Let me start with a confession. When I was growing up, I felt a profound nostalgia for the “Founders’ Years” as they are called in Germany. I found my own time distressingly confusing, and somehow there was something profoundly reassuring about the idea of a time during which buildings were beautiful and often grand (at least in my town they seemed to be), people knew how to dress (judging from the old photos I found in books), their lives seemed somehow imbued with a sense of certainty and based upon a love for culture, and the artists working back then were some of my favourites: Thomas Mann was writing novels such as I wanted to write one day, Gustav Mahler provided a breathtaking soundtrack to my dreams.

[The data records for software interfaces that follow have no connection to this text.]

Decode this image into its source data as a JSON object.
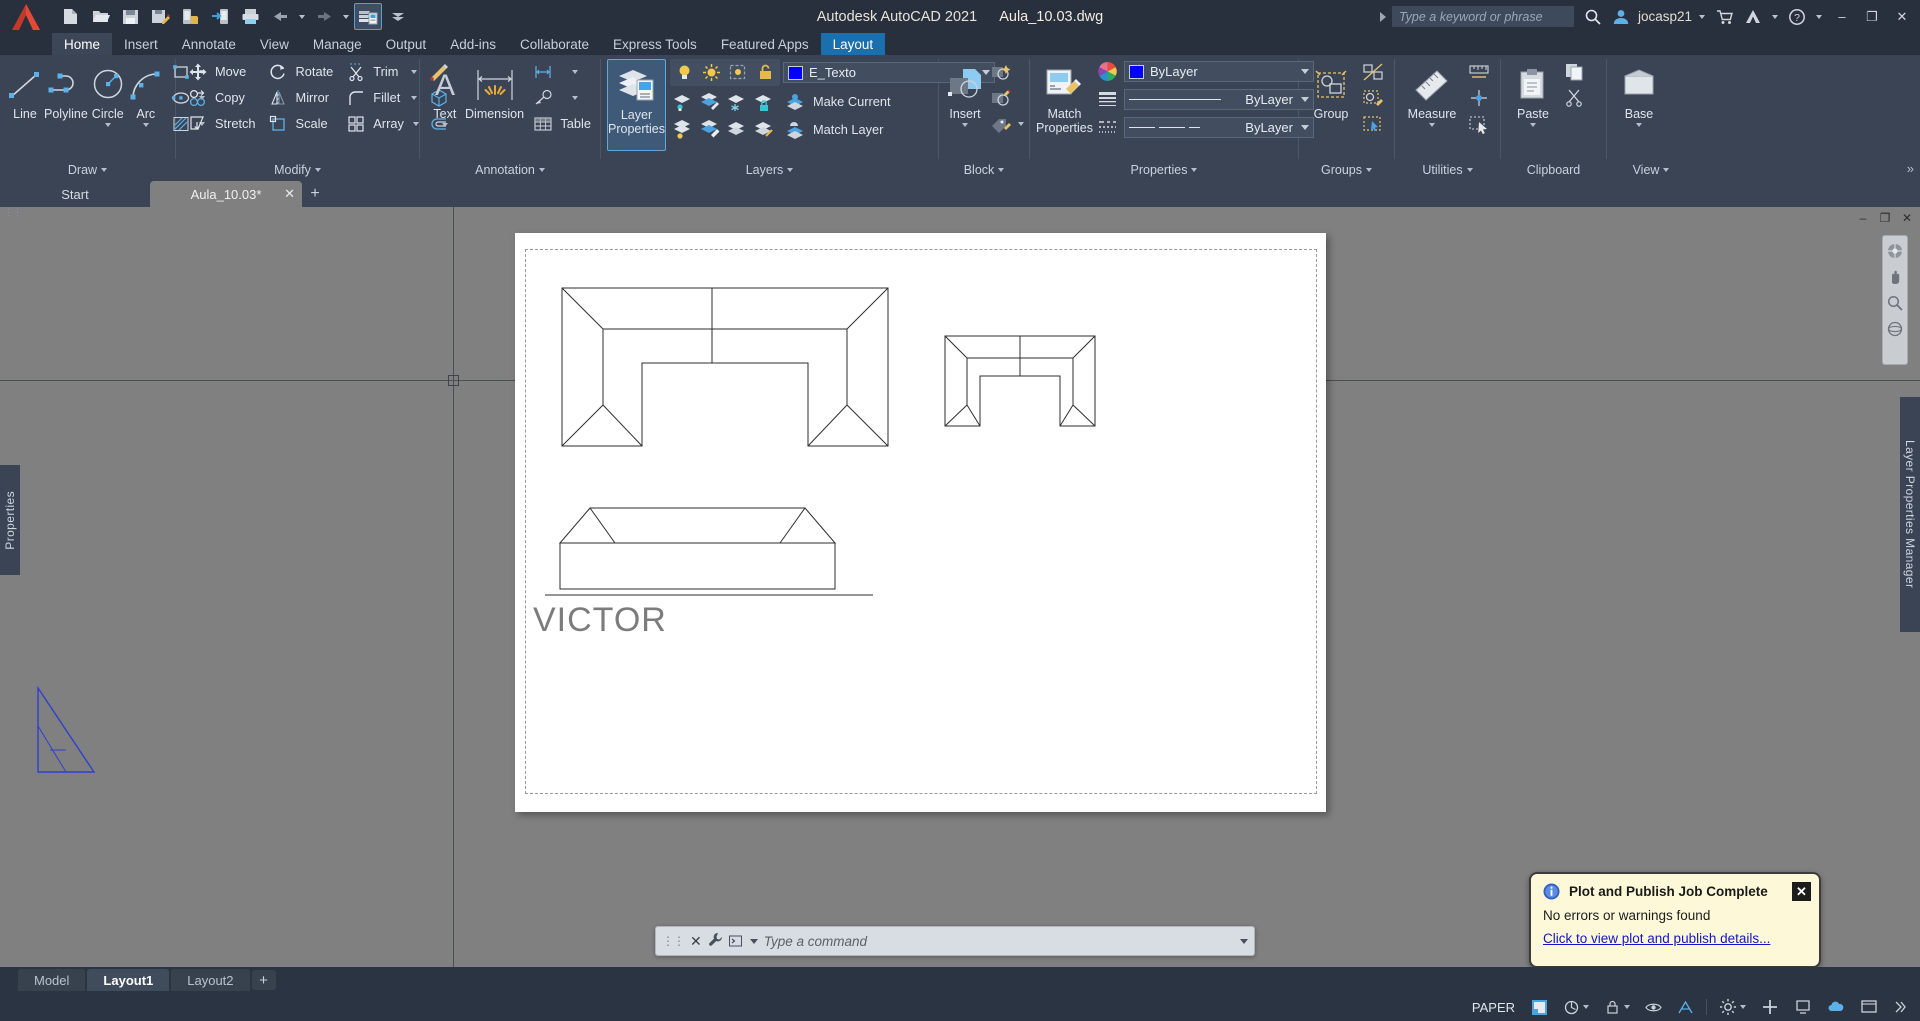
{
  "window": {
    "app_title": "Autodesk AutoCAD 2021",
    "file_name": "Aula_10.03.dwg",
    "minimize": "–",
    "maximize": "❐",
    "close": "✕"
  },
  "quick_access": {
    "items": [
      {
        "name": "new-file-icon",
        "label": "New"
      },
      {
        "name": "open-file-icon",
        "label": "Open"
      },
      {
        "name": "save-icon",
        "label": "Save"
      },
      {
        "name": "save-as-icon",
        "label": "Save As"
      },
      {
        "name": "save-to-web-icon",
        "label": "Save to Web & Mobile"
      },
      {
        "name": "open-from-web-icon",
        "label": "Open from Web & Mobile"
      },
      {
        "name": "plot-icon",
        "label": "Plot"
      },
      {
        "name": "undo-icon",
        "label": "Undo"
      },
      {
        "name": "redo-icon",
        "label": "Redo"
      },
      {
        "name": "workspace-icon",
        "label": "Workspace Switching"
      },
      {
        "name": "customize-qat-icon",
        "label": "Customize Quick Access Toolbar"
      }
    ]
  },
  "search": {
    "placeholder": "Type a keyword or phrase",
    "search_icon": "search-icon"
  },
  "account": {
    "user": "jocasp21",
    "avatar": "user-avatar-icon",
    "dropdown_caret": "chevron-down-icon",
    "cart_icon": "cart-icon",
    "autodesk_icon": "autodesk-app-icon",
    "help_icon": "help-icon"
  },
  "ribbon": {
    "tabs": [
      {
        "label": "Home",
        "state": "selected"
      },
      {
        "label": "Insert",
        "state": "normal"
      },
      {
        "label": "Annotate",
        "state": "normal"
      },
      {
        "label": "View",
        "state": "normal"
      },
      {
        "label": "Manage",
        "state": "normal"
      },
      {
        "label": "Output",
        "state": "normal"
      },
      {
        "label": "Add-ins",
        "state": "normal"
      },
      {
        "label": "Collaborate",
        "state": "normal"
      },
      {
        "label": "Express Tools",
        "state": "normal"
      },
      {
        "label": "Featured Apps",
        "state": "normal"
      },
      {
        "label": "Layout",
        "state": "highlighted"
      }
    ],
    "panels": {
      "draw": {
        "title": "Draw",
        "buttons": [
          {
            "label": "Line",
            "icon": "line-icon"
          },
          {
            "label": "Polyline",
            "icon": "polyline-icon"
          },
          {
            "label": "Circle",
            "icon": "circle-icon"
          },
          {
            "label": "Arc",
            "icon": "arc-icon"
          }
        ],
        "flyouts": [
          {
            "icon": "rectangle-icon"
          },
          {
            "icon": "ellipse-icon"
          },
          {
            "icon": "hatch-icon"
          }
        ]
      },
      "modify": {
        "title": "Modify",
        "column1": [
          {
            "label": "Move",
            "icon": "move-icon"
          },
          {
            "label": "Copy",
            "icon": "copy-icon"
          },
          {
            "label": "Stretch",
            "icon": "stretch-icon"
          }
        ],
        "column2": [
          {
            "label": "Rotate",
            "icon": "rotate-icon"
          },
          {
            "label": "Mirror",
            "icon": "mirror-icon"
          },
          {
            "label": "Scale",
            "icon": "scale-icon"
          }
        ],
        "column3": [
          {
            "label": "Trim",
            "icon": "trim-icon"
          },
          {
            "label": "Fillet",
            "icon": "fillet-icon"
          },
          {
            "label": "Array",
            "icon": "array-icon"
          }
        ],
        "column4": [
          {
            "icon": "explode-icon"
          },
          {
            "icon": "solid-edit-icon"
          },
          {
            "icon": "offset-icon"
          }
        ]
      },
      "annotation": {
        "title": "Annotation",
        "text": {
          "label": "Text",
          "icon": "text-icon"
        },
        "dimension": {
          "label": "Dimension",
          "icon": "dimension-icon"
        },
        "linear": {
          "icon": "linear-dimension-icon"
        },
        "leader": {
          "icon": "leader-icon"
        },
        "table": {
          "label": "Table",
          "icon": "table-icon"
        }
      },
      "layers": {
        "title": "Layers",
        "layer_properties": {
          "label_line1": "Layer",
          "label_line2": "Properties",
          "icon": "layer-properties-icon"
        },
        "current_layer": "E_Texto",
        "layer_color": "#0000ff",
        "make_current": {
          "label": "Make Current",
          "icon": "make-current-icon"
        },
        "match_layer": {
          "label": "Match Layer",
          "icon": "match-layer-icon"
        },
        "state_icons": [
          "layer-on-icon",
          "layer-thaw-icon",
          "layer-vp-freeze-icon",
          "layer-unlock-icon"
        ],
        "tool_icons": [
          "layer-isolate-icon",
          "layer-unisolate-icon",
          "layer-freeze-icon",
          "layer-lock-icon",
          "layer-off-icon",
          "layer-turn-all-on-icon",
          "layer-merge-icon",
          "layer-delete-icon",
          "layer-previous-icon"
        ]
      },
      "block": {
        "title": "Block",
        "insert": {
          "label": "Insert",
          "icon": "insert-block-icon"
        },
        "tools": [
          "create-block-icon",
          "edit-block-icon",
          "block-attributes-icon"
        ]
      },
      "properties": {
        "title": "Properties",
        "match_properties": {
          "label_line1": "Match",
          "label_line2": "Properties",
          "icon": "match-properties-icon"
        },
        "color": {
          "value": "ByLayer",
          "swatch": "#0000ff",
          "icon": "color-wheel-icon"
        },
        "lineweight": {
          "value": "ByLayer",
          "icon": "lineweight-icon"
        },
        "linetype": {
          "value": "ByLayer",
          "icon": "linetype-icon"
        }
      },
      "groups": {
        "title": "Groups",
        "group": {
          "label": "Group",
          "icon": "group-icon"
        },
        "tools": [
          "ungroup-icon",
          "group-edit-icon",
          "group-selection-icon"
        ]
      },
      "utilities": {
        "title": "Utilities",
        "measure": {
          "label": "Measure",
          "icon": "measure-icon"
        },
        "tools": [
          "quick-measure-icon",
          "id-point-icon",
          "quick-select-icon"
        ]
      },
      "clipboard": {
        "title": "Clipboard",
        "paste": {
          "label": "Paste",
          "icon": "paste-icon"
        },
        "tools": [
          "copy-clip-icon",
          "cut-clip-icon"
        ]
      },
      "view": {
        "title": "View",
        "base": {
          "label": "Base",
          "icon": "base-view-icon"
        }
      }
    }
  },
  "document_tabs": {
    "items": [
      {
        "label": "Start",
        "active": false,
        "closable": false
      },
      {
        "label": "Aula_10.03*",
        "active": true,
        "closable": true
      }
    ],
    "add_label": "+",
    "close_glyph": "✕"
  },
  "canvas": {
    "paper_title": "VICTOR",
    "properties_palette_label": "Properties",
    "layer_properties_manager_label": "Layer Properties Manager",
    "viewport_controls": {
      "minimize": "–",
      "restore": "❐",
      "close": "✕"
    },
    "nav_tools": [
      "steering-wheel-icon",
      "pan-icon",
      "zoom-extents-icon",
      "orbit-icon"
    ]
  },
  "command_line": {
    "placeholder": "Type a command",
    "close_glyph": "✕",
    "customize_icon": "wrench-icon",
    "grip_icon": "drag-grip-icon",
    "history_icon": "command-history-icon"
  },
  "notification": {
    "title": "Plot and Publish Job Complete",
    "body": "No errors or warnings found",
    "link": "Click to view plot and publish details...",
    "close_glyph": "✕",
    "info_icon": "info-icon"
  },
  "layout_tabs": {
    "items": [
      {
        "label": "Model",
        "active": false
      },
      {
        "label": "Layout1",
        "active": true
      },
      {
        "label": "Layout2",
        "active": false
      }
    ],
    "add_label": "+"
  },
  "status_bar": {
    "space_label": "PAPER",
    "items": [
      {
        "name": "model-paper-toggle",
        "icon": "viewport-icon"
      },
      {
        "name": "viewport-scale",
        "icon": "scale-list-icon"
      },
      {
        "name": "viewport-lock",
        "icon": "lock-icon"
      },
      {
        "name": "annotation-visibility",
        "icon": "annotation-visibility-icon"
      },
      {
        "name": "annotation-scale",
        "icon": "annotation-scale-icon"
      },
      {
        "name": "workspace-switching",
        "icon": "gear-icon"
      },
      {
        "name": "customization",
        "icon": "customization-icon"
      },
      {
        "name": "hardware-acceleration",
        "icon": "display-icon"
      },
      {
        "name": "clean-screen",
        "icon": "clean-screen-icon"
      }
    ]
  }
}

Perhaps this is part of the reason why I studied history — to understand what divided our time from that period of blissful certainty, elegant balls, and summer picnics, what had changed, what had gone wrong. At university, my perspective on things changed. I was no longer the dreamy kid, and I was confronted with things that simply wouldn’t fit my idyllic image of the 1900s. For a start, there was the fact that only very few people had participated in this secure, affluent, middle-class life, while the majority had done backbreaking work to finance it. Even more unsettling was another discovery: the more I read, the less secure the age itself appeared. Far from being a bedrock of social stability, the years before the First World War appeared to have been agitated and fast-paced, nervous and uncertain; everything, in fact, that had made me uneasy about the present.
The more research I did, the more I became convinced that the popular image of an idyllic, Indian summer before the catastrophe of the War was false, a product more of nostalgia (such as I myself had felt) than of historical fact. The dominant view seemed to be something like this: the great days of stability and tranquility moved along decorously and heedless of the military madness of its generals until it was pitched into a terrible war. After this war, there was no way back to paradise, and the world discovered, invented a new way of being: modernity.

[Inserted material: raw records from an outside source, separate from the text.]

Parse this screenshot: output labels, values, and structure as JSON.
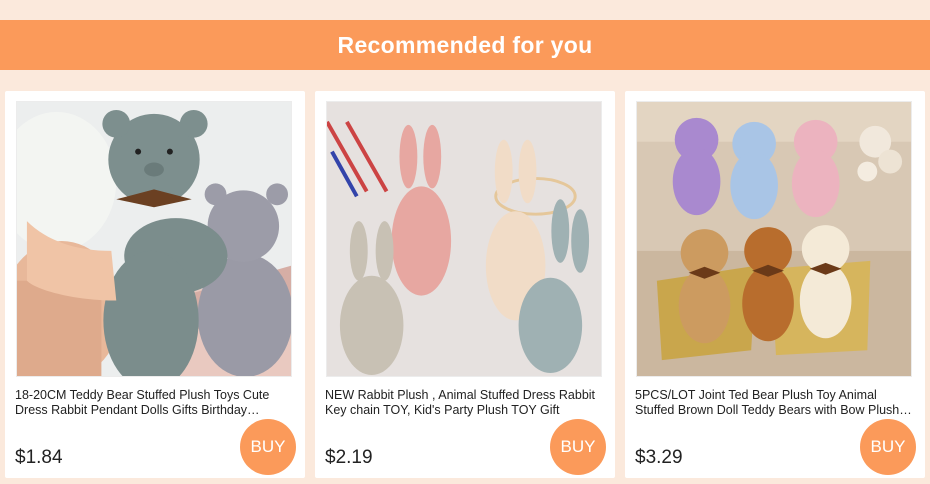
{
  "header": {
    "title": "Recommended for you"
  },
  "products": [
    {
      "title": "18-20CM Teddy Bear Stuffed Plush Toys Cute Dress Rabbit Pendant Dolls Gifts Birthday Wedding Party Decor",
      "price": "$1.84",
      "buy_label": "BUY",
      "image": "grey-knit-teddy-bears"
    },
    {
      "title": "NEW Rabbit Plush , Animal Stuffed Dress Rabbit Key chain TOY, Kid's Party Plush TOY Gift",
      "price": "$2.19",
      "buy_label": "BUY",
      "image": "linen-rabbit-plush-dolls"
    },
    {
      "title": "5PCS/LOT Joint Ted Bear Plush Toy Animal Stuffed Brown Doll Teddy Bears with Bow Plush Toys",
      "price": "$3.29",
      "buy_label": "BUY",
      "image": "colorful-mini-teddy-bears"
    }
  ],
  "colors": {
    "accent": "#fb9a5a",
    "background": "#fbe9dc",
    "card": "#ffffff"
  }
}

This narrative was seductive, but by then my reading seemed to turn up jarring facts almost by the day. The idea of the calm before the storm of modernity did not fit with the scandalous plays, the nervousness of the novels, or even the diaries and correspondences of the time. There was obviously something else people felt, something dramatically unlike the calmness of the Good Old Days. Did the 1900s not see unprecedented industrial and urban development? Was it not the time of socialist and anarchist activism and even suicide terrorism, agitation by Suffragettes and radical feminists, huge crowds attending motor races, and new speed records every other week? Was it not marked by the discovery of radioactivity and the theory of relativity, of the rise of cinema and consumer culture, of abstract art and atonal music?
In The Vertigo Years, I tried to give an account of the time from 1900 to 1914 that interprets these years not as the end of an epoch, but as a beginning, a time of huge energy and prodigious transformations, the birth of our own, modern culture, of our life with urban mass culture, global industrial production and entertainment, and the attendant ills of feeling alienated from life in the anonymous city or the endless suburb, of being overwhelmed by demands or wrecked by nerves.
The irony is that the pre-War years are distinguished not by being different from our own day, but by being so very similar to it. Now as then we seem to be hurtling forward with great speed without knowing where we are going, now as then globalization is dominating our life, now as then there were financial crises, terrorism, but also a feeling of liberation, of a rush of change at once frightening and exhilarating — of vertigo.